Guitar Pusher Weekly Newsletter | Bass Strings: Tapered And Non Tapered

Posted by Sales @GP on

TONE TALK Bass: Tapered and Standard Strings

Once you have finally gone through the difficult task of choosing the right bass, the last thing you want is to have to worry about yet another element to choose, such as strings. Have you ever purchased a new set of strings and wondered why the action was drastically different compared to your last set of strings? The B-string was much lower or higher? Chances are it's the strings by the ball end are either tapered or not. In this issue, we'll help you choose the right bass strings.

Standard or Full Wound Strings

“Standard” means “conventional construction”, which means “round wound” (or “full contact”) string. The string is the full thickness of its size the entire length of the string. The string will get thinner for the tuning posts. These strings are the most common ones in the market and they are the ones installed on your bass when you purchase one.

Tapered Strings

A tapered bass string when the first string is thinner than the full thickness of the string. This “Tapered” length will vary depending on the manufacturer. On the B-string which is usually made up of 3 winding layers, the tapered section will be as thick as one winding and become the full thickness of the string. Tapered strings are usually indicated with a “T” after the size. However, it is not typical to see a tapered string in the .070 or lower size as these are usually constructed of one wrap wire the entire length of the string.


Taper-Core is where the outer wrap ends at the bridge, leaving only the inner wrap left, and that inner wrap is what passes over the bridge saddles. (The term “Taper-Core” is a bit misleading, as you’re technically not passing any exposed core over the saddle. A more appropriate term would be “Taper-Wrap”, but everyone knows it as “core”, so that’s what it’s called.)

Exposed-Core is similar to Taper-Core, except only the core passes over the bridge saddles.

The only way to know which strings would fit your playing style best is to try them out. Some strings may not sound as good as you would expect and some would just make your guitar shine. You also have to consider having your bass set up as you change gauges and string types.


The Tagima TJB-5 gives you a taste of Brazilian craftsmanship. Don't let the price tag fool you, This jazz bass has everything a musician needs to cover small gigs up to the big stages.

Equipped with 2 Alnico Pickups and 2 master volumes and 1 tone knob, everything you need to make good music with. Block inlays, black neck binding, classic tuners, and turquoise pickguards. You won't just sound good, you'll look good as well.

Strings: 5 Strings
Neck Material: Maple
Body Material: Ash
Fingerboard: Maple with 20 frets and black blocks
Nut Dimension: 45mm
Pickups: 2 Alnico Single Coils
Controls: 2 Master Volume, 1 Tone
Bridge: Chrome TL Standard
Machine Heads: Chrome
Color: Natural, Black, Alpine White, Sunburst
Pickguard: Black, Tortoise
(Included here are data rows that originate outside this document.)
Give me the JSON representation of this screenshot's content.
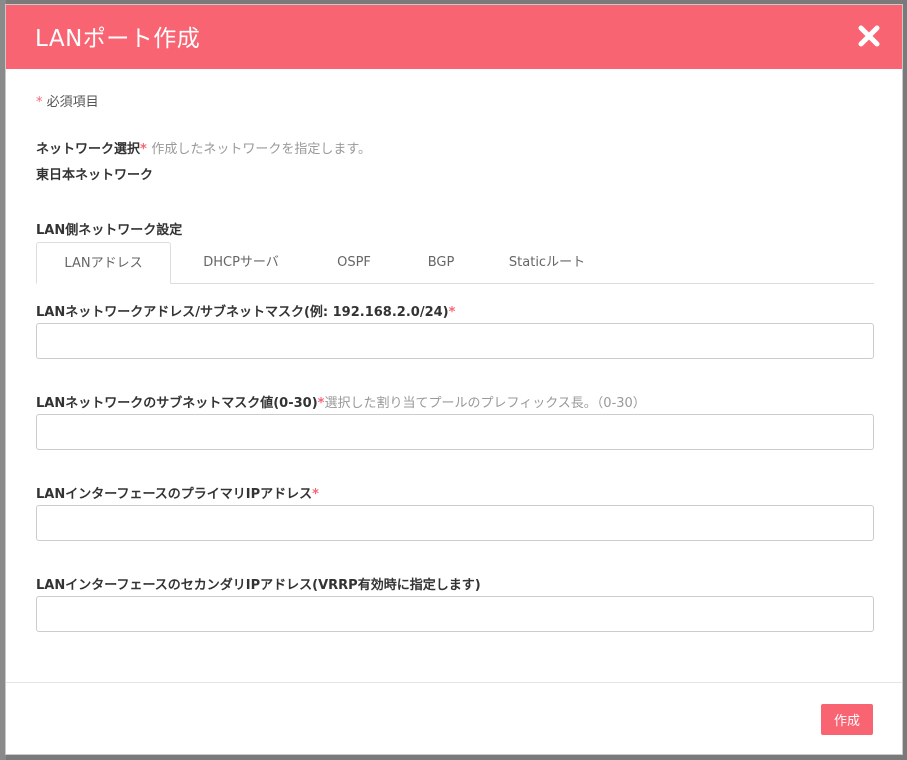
{
  "modal": {
    "title": "LANポート作成",
    "close_icon": "close-icon"
  },
  "required_note": {
    "star": "*",
    "text": "必須項目"
  },
  "network_select": {
    "label": "ネットワーク選択",
    "star": "*",
    "hint": "作成したネットワークを指定します。",
    "value": "東日本ネットワーク"
  },
  "lan_settings": {
    "label": "LAN側ネットワーク設定",
    "tabs": [
      {
        "label": "LANアドレス",
        "active": true
      },
      {
        "label": "DHCPサーバ",
        "active": false
      },
      {
        "label": "OSPF",
        "active": false
      },
      {
        "label": "BGP",
        "active": false
      },
      {
        "label": "Staticルート",
        "active": false
      }
    ]
  },
  "fields": [
    {
      "label": "LANネットワークアドレス/サブネットマスク(例: 192.168.2.0/24)",
      "star": "*",
      "hint": "",
      "value": "",
      "placeholder": ""
    },
    {
      "label": "LANネットワークのサブネットマスク値(0-30)",
      "star": "*",
      "hint": "選択した割り当てプールのプレフィックス長。（0-30）",
      "value": "",
      "placeholder": ""
    },
    {
      "label": "LANインターフェースのプライマリIPアドレス",
      "star": "*",
      "hint": "",
      "value": "",
      "placeholder": ""
    },
    {
      "label": "LANインターフェースのセカンダリIPアドレス(VRRP有効時に指定します)",
      "star": "",
      "hint": "",
      "value": "",
      "placeholder": ""
    }
  ],
  "footer": {
    "create_label": "作成"
  },
  "colors": {
    "accent": "#f96472",
    "required": "#f96472"
  }
}
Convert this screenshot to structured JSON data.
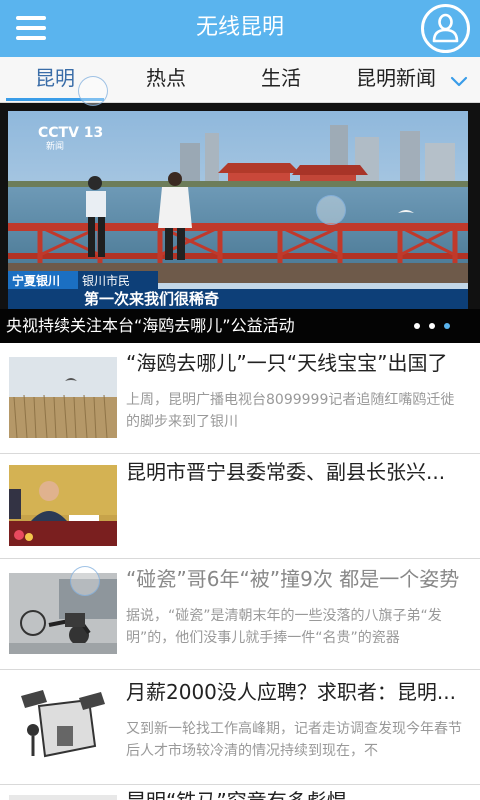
{
  "header": {
    "title": "无线昆明",
    "menu_icon": "hamburger-menu-icon",
    "user_icon": "user-avatar-icon"
  },
  "tabs": {
    "items": [
      {
        "label": "昆明",
        "active": true
      },
      {
        "label": "热点",
        "active": false
      },
      {
        "label": "生活",
        "active": false
      },
      {
        "label": "昆明新闻",
        "active": false
      }
    ],
    "more_icon": "chevron-down-icon"
  },
  "banner": {
    "caption": "央视持续关注本台“海鸥去哪儿”公益活动",
    "image_texts": {
      "tv_logo": "CCTV 13",
      "tv_logo_sub": "新闻",
      "location_left": "宁夏银川",
      "location_right": "银川市民",
      "subtitle": "第一次来我们很稀奇"
    },
    "slide_count": 3,
    "active_slide": 3
  },
  "news": [
    {
      "title": "“海鸥去哪儿”一只“天线宝宝”出国了",
      "summary": "上周，昆明广播电视台8099999记者追随红嘴鸥迁徙的脚步来到了银川",
      "read": false
    },
    {
      "title": "昆明市晋宁县委常委、副县长张兴...",
      "summary": "",
      "read": false
    },
    {
      "title": "“碰瓷”哥6年“被”撞9次 都是一个姿势",
      "summary": "据说，“碰瓷”是清朝末年的一些没落的八旗子弟“发明”的，他们没事儿就手捧一件“名贵”的瓷器",
      "read": true
    },
    {
      "title": "月薪2000没人应聘？求职者：昆明...",
      "summary": "又到新一轮找工作高峰期，记者走访调查发现今年春节后人才市场较冷清的情况持续到现在，不",
      "read": false
    },
    {
      "title": "昆明“铁马”究竟有多彪悍",
      "summary": "",
      "read": false
    }
  ],
  "colors": {
    "header_bg": "#5ab4ee",
    "active_tab": "#3a6da8",
    "tab_underline": "#3a9de8",
    "read_title": "#888888"
  }
}
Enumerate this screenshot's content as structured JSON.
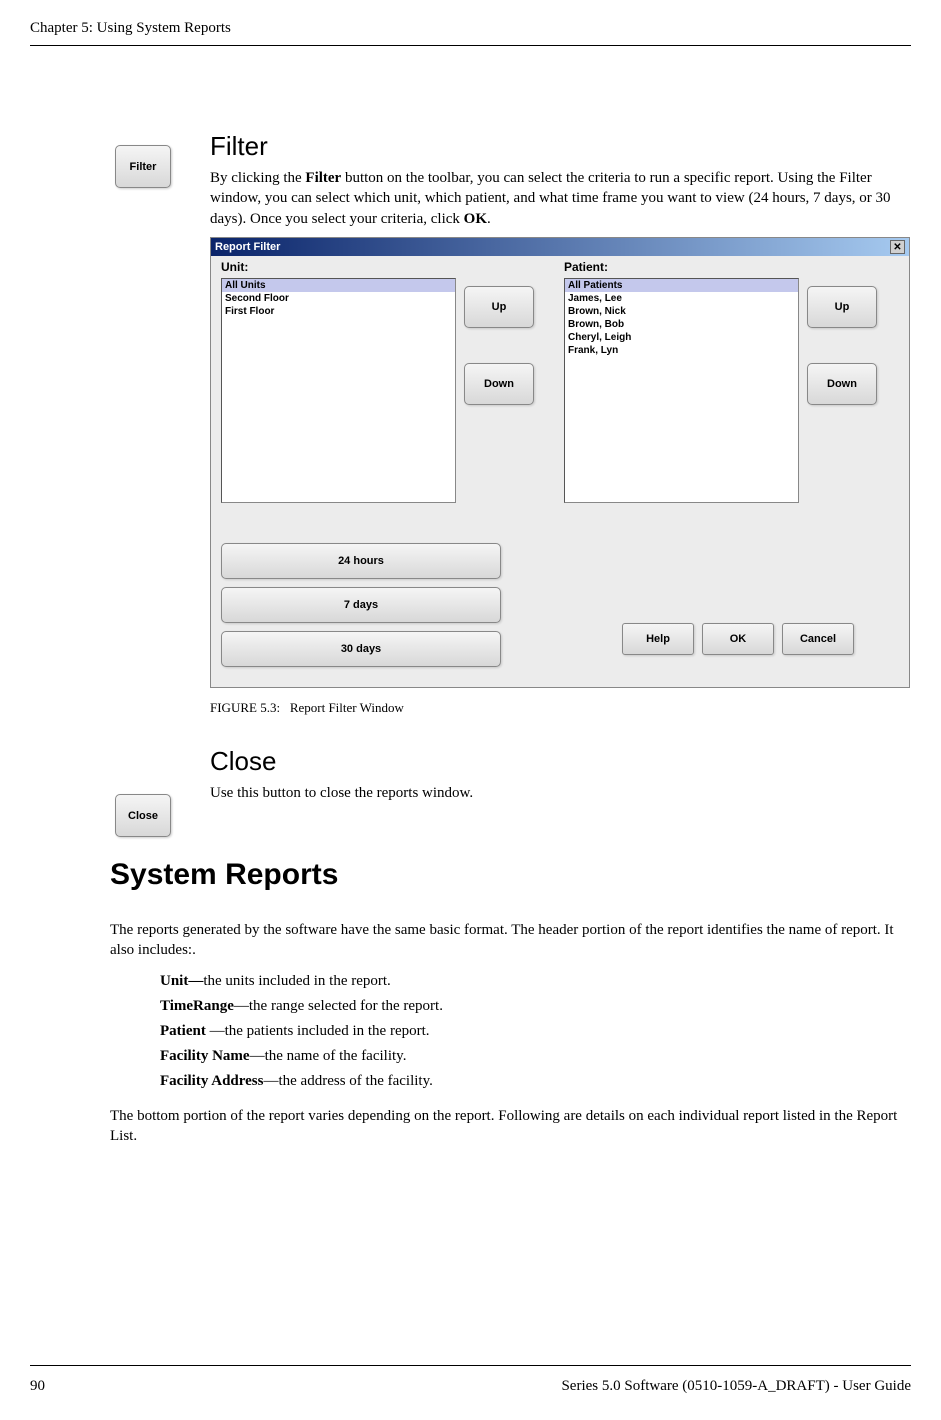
{
  "header": {
    "chapter_title": "Chapter 5: Using System Reports"
  },
  "filter_section": {
    "icon_label": "Filter",
    "heading": "Filter",
    "paragraph_part1": "By clicking the ",
    "paragraph_bold1": "Filter",
    "paragraph_part2": " button on the toolbar, you can select the criteria to run a specific report. Using the Filter window, you can select which unit, which patient, and what time frame you want to view (24 hours, 7 days, or 30 days). Once you select your criteria, click ",
    "paragraph_bold2": "OK",
    "paragraph_part3": "."
  },
  "dialog": {
    "title": "Report Filter",
    "close_x": "✕",
    "unit_label": "Unit:",
    "patient_label": "Patient:",
    "units": [
      "All Units",
      "Second Floor",
      "First Floor"
    ],
    "patients": [
      "All Patients",
      "James, Lee",
      "Brown, Nick",
      "Brown, Bob",
      "Cheryl, Leigh",
      "Frank, Lyn"
    ],
    "up_label": "Up",
    "down_label": "Down",
    "time_24": "24 hours",
    "time_7": "7 days",
    "time_30": "30 days",
    "help_label": "Help",
    "ok_label": "OK",
    "cancel_label": "Cancel"
  },
  "figure_caption": {
    "label": "FIGURE 5.3:",
    "text": "Report Filter Window"
  },
  "close_section": {
    "icon_label": "Close",
    "heading": "Close",
    "paragraph": "Use this button to close the reports window."
  },
  "system_reports": {
    "heading": "System Reports",
    "intro": "The reports generated by the software have the same basic format. The header portion of the report identifies the name of report. It also includes:.",
    "fields": [
      {
        "label": "Unit—",
        "desc": "the units included in the report."
      },
      {
        "label": "TimeRange",
        "desc": "—the range selected for the report."
      },
      {
        "label": "Patient ",
        "desc": "—the patients included in the report."
      },
      {
        "label": "Facility Name",
        "desc": "—the name of the facility."
      },
      {
        "label": "Facility Address",
        "desc": "—the address of the facility."
      }
    ],
    "outro": "The bottom portion of the report varies depending on the report. Following are details on each individual report listed in the Report List."
  },
  "footer": {
    "page_number": "90",
    "doc_title": "Series 5.0 Software (0510-1059-A_DRAFT) - User Guide"
  }
}
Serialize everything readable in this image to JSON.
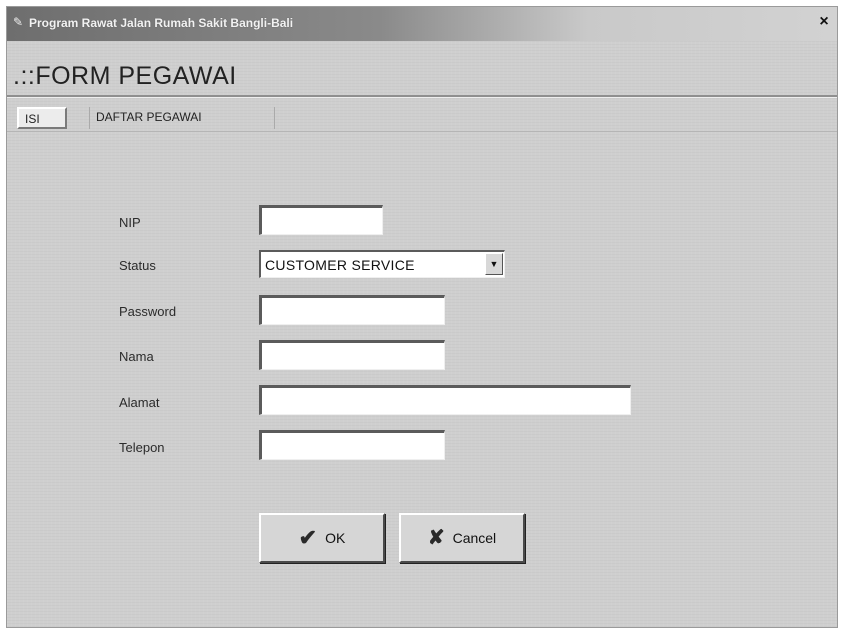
{
  "window": {
    "title": "Program Rawat Jalan Rumah Sakit Bangli-Bali",
    "close_glyph": "×",
    "app_icon": "app-icon"
  },
  "header": {
    "title": ".::FORM PEGAWAI"
  },
  "tabs": [
    {
      "label": "ISI",
      "active": true
    },
    {
      "label": "DAFTAR PEGAWAI",
      "active": false
    }
  ],
  "form": {
    "nip": {
      "label": "NIP",
      "value": ""
    },
    "status": {
      "label": "Status",
      "value": "CUSTOMER SERVICE",
      "icon": "chevron-down-icon"
    },
    "password": {
      "label": "Password",
      "value": ""
    },
    "nama": {
      "label": "Nama",
      "value": ""
    },
    "alamat": {
      "label": "Alamat",
      "value": ""
    },
    "telepon": {
      "label": "Telepon",
      "value": ""
    }
  },
  "buttons": {
    "ok": {
      "label": "OK",
      "icon": "check-icon"
    },
    "cancel": {
      "label": "Cancel",
      "icon": "x-icon"
    }
  }
}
Finding it difficult to palm mute a whole song? Or maybe you're just after that beautiful staccato sound? Well here's GruvGear's Fump for you. Just simply slide the strings between the Fump and push it against the bridge, then enjoy. A simple and easy way to change the sound of your axe.

Share this post

← Older Post Newer Post →



Sold Out